Eating Well, Like Our Ancestors Did

When a doctor told an Alaska Native breast cancer survivor to eat kale when she really wanted sea grass, and another health care provider questioned the safety of tea made from traditional plants, the Alaska Native Tribal Health Consortium knew it needed a change. Focusing on proactive steps in prevention – rather than treatment – the consortium’s Wellness and Prevention Division created a community-wide initiative to help reconnect people to their Native foods.

For many indigenous communities, like Alaska, the movement to incorporate healthier foods into diets is not about bringing in new foods, like kale, but looking differently at foods that already exist. They are traditional vegetables, fruits, plants, animals and grains that have sustained Native communities since the beginning of time.

The Store Outside Your Door

In Alaska villages, many Indian reservations in the Lower 48, and low-income urban areas, many communities are considered “food deserts” by residents and outsiders alike. With their geographic isolation and relatively small populations, accessing fresh, healthy foods is difficult and expensive. Even when people see fresh produce in stores, few can afford it.

“To the people who say they don’t have healthy foods or can’t afford them, we say, ‘there’s a lot outside and you need to put a new lens on it’,” says Dr. Gary Ferguson, director of Wellness and Prevention for Alaska Native Tribal Health Consortium (ANTHC). ANTHC created The Store Outside Your Door as a way to help promote traditional, Native foods and teach Alaska Native people how to sustain traditional and subsistence lifestyles.
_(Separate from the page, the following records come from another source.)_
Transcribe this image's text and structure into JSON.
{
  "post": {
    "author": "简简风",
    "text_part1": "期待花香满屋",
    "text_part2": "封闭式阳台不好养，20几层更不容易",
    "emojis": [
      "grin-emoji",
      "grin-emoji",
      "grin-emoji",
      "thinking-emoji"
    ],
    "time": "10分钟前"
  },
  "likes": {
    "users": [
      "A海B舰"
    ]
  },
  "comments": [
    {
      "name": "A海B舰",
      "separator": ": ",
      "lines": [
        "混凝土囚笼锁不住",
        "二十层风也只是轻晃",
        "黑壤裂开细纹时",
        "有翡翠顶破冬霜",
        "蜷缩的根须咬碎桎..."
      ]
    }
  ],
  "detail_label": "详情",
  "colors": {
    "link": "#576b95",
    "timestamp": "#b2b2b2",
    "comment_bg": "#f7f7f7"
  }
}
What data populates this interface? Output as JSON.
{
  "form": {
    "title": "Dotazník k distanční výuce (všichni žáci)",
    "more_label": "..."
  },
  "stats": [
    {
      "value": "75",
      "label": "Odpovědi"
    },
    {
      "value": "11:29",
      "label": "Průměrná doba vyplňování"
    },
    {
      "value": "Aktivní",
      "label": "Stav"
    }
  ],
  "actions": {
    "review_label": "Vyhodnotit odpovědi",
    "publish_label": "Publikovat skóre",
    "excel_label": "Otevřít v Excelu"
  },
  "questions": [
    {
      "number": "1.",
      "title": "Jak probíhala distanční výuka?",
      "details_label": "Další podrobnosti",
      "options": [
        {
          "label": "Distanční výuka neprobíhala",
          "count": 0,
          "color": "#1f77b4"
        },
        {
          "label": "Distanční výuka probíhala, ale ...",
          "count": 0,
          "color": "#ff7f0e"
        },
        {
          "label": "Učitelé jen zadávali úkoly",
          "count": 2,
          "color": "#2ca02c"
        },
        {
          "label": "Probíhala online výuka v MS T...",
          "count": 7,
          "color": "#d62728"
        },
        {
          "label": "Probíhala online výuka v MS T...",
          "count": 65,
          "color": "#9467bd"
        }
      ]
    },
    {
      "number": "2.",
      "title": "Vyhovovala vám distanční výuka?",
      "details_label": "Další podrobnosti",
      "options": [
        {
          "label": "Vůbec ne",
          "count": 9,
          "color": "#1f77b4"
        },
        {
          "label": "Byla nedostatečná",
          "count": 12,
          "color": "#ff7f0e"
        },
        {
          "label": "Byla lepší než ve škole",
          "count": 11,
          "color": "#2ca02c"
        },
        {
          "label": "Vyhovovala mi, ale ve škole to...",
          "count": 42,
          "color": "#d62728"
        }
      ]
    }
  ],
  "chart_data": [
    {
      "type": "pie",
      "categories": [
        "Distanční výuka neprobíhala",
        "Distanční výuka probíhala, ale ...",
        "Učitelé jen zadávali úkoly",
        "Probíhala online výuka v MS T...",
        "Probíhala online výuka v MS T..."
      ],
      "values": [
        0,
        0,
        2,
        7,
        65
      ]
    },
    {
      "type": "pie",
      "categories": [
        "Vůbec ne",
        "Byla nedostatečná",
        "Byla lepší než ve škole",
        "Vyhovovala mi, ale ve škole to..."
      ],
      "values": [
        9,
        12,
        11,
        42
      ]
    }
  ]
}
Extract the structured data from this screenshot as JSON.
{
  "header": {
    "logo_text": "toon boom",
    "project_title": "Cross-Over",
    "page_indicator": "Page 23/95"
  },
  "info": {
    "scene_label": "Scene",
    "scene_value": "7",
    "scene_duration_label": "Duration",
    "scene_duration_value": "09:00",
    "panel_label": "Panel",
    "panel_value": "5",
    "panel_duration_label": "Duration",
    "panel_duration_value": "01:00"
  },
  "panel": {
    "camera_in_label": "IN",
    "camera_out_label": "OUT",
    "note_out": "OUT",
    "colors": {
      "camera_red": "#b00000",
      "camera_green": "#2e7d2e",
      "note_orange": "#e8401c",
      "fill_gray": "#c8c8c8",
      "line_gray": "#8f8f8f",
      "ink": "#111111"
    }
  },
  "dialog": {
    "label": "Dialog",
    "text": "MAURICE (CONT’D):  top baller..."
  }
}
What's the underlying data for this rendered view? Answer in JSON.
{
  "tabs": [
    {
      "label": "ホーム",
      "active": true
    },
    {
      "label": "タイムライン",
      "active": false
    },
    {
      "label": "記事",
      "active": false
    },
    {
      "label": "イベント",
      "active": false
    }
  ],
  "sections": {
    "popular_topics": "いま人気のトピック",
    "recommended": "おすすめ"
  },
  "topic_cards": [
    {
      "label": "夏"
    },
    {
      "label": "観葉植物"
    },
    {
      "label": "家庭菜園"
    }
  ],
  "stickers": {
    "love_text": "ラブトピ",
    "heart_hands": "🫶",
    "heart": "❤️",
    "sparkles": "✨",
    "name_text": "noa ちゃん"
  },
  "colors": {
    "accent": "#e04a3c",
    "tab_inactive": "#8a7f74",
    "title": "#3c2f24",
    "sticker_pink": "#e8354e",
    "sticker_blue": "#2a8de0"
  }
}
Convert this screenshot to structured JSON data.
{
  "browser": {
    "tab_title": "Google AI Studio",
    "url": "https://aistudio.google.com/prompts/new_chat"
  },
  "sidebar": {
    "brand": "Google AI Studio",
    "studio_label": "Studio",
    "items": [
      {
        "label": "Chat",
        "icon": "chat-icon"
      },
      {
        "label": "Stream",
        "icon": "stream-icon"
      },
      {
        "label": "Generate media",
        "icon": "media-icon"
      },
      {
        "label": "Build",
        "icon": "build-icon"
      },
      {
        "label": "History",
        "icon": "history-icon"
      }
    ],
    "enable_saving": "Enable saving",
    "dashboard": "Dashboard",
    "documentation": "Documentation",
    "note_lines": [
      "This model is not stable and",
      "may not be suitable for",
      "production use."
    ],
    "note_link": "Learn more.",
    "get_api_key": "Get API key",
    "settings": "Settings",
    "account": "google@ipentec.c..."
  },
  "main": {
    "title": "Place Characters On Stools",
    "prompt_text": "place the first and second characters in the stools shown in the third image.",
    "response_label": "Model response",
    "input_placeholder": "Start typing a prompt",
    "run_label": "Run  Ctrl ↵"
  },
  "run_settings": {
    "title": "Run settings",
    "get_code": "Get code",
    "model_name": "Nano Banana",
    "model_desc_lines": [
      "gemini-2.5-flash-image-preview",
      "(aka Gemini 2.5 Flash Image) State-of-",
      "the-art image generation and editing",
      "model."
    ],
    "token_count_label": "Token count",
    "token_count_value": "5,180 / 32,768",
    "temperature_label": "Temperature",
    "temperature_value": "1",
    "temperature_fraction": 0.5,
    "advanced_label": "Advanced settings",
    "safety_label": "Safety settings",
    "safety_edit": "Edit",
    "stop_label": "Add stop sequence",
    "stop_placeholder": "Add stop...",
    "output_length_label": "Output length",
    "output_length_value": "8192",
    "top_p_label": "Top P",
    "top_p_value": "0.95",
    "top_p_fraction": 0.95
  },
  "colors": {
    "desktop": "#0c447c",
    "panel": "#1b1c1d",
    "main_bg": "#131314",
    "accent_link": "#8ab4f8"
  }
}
In the minds of Alaska Native elders, babies should have a taste of Native foods: teething on salmon and growing up with it throughout life. The Store Outside Your Door is an initiative that promotes salmon and other traditional foods and plants that have sustained Native peoples for thousands of years. The idea is to help people return, in some form, to the Alaska Native diet - very low in carbohydrates, high in healthy fats and proteins – that largely had disappeared by the 1980s. It uses several tools that target various sectors and age groups: